A luminous new collection of poems about entering middle age, living a life of books, and trying to know what it means to be or not be from or of a place.
If pattern is information, and verse the mind's conversation with Time, Matt Rader's Desecrations animates a theatre of silence we recognize as mystery. Building on an already astonishing body of work, in lines so fluid and uncannily resonant they feel cousined to the dream world, Rader insists that intimate moments bear the cargo of both past and future, antiquity and grim projection, ancestry and unborn selves, resulting in poems of kaleidoscopic beauty and strangeness. These singular, musical evocations eschew argument in favour of a welcoming, arms-wide abandon, and an ethics of porousness and connection.

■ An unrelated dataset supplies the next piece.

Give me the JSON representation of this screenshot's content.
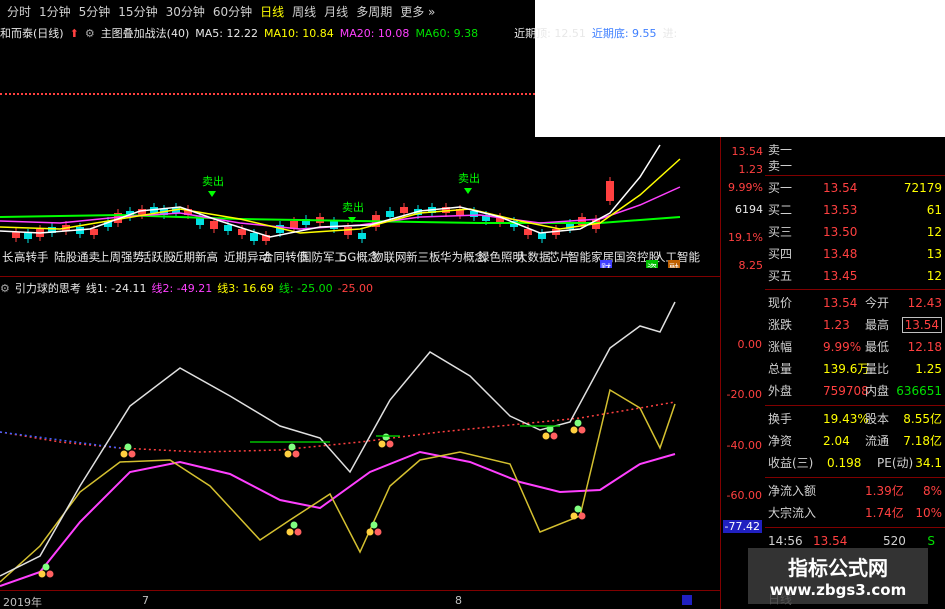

By some alchemy of voice, detail, collision, and disobedience to chronology, Desecrations reveals the imagination as a worthy location of real experience. These poems are a new way to orbit around a locus of damage, a new fabric of signs and singing that we can't help but realize we'd been yearning for all along.
About the author
Matt Rader is the author of three books of poems: A Doctor Pedalled Her Bicycle Over the River Arno (House of Anansi, 2011), Living Things (Nightwood Editions, 2008), and Miraculous Hours (Nightwood Editions, 2005), which was a finalist for the Gerald Lampert Memorial Award and long-listed for the ReLit Award. His poems, stories and non-fiction have appeared in The Walrus, Prism International, The Fiddlehead, The Journey Prize Anthology, as well as many other publications across North America, Australia and Europe and have been nominated for numerous awards including the Gerald Lampert Award, the Journey Prize and two Pushcart Prizes. His website is www.mattrader.com.
• "There is an ease and immediacy to Rader's writing that feels as intellectually discerning as it is strangely serendipitous . . . Rader never holds back in substance and is most admirable for bravely risking moments of personal terrain." Winnipeg Free Press
• "Rader has the ability to see strange things, the quirky unseen details that might be difficult to mention. . . . He documents that continuing sensual edge between the bright light and the burn." The Georgia Straight
• "Very impressive. . . . Rader has craft to burn and a compelling dark vision of life." Quill & Quire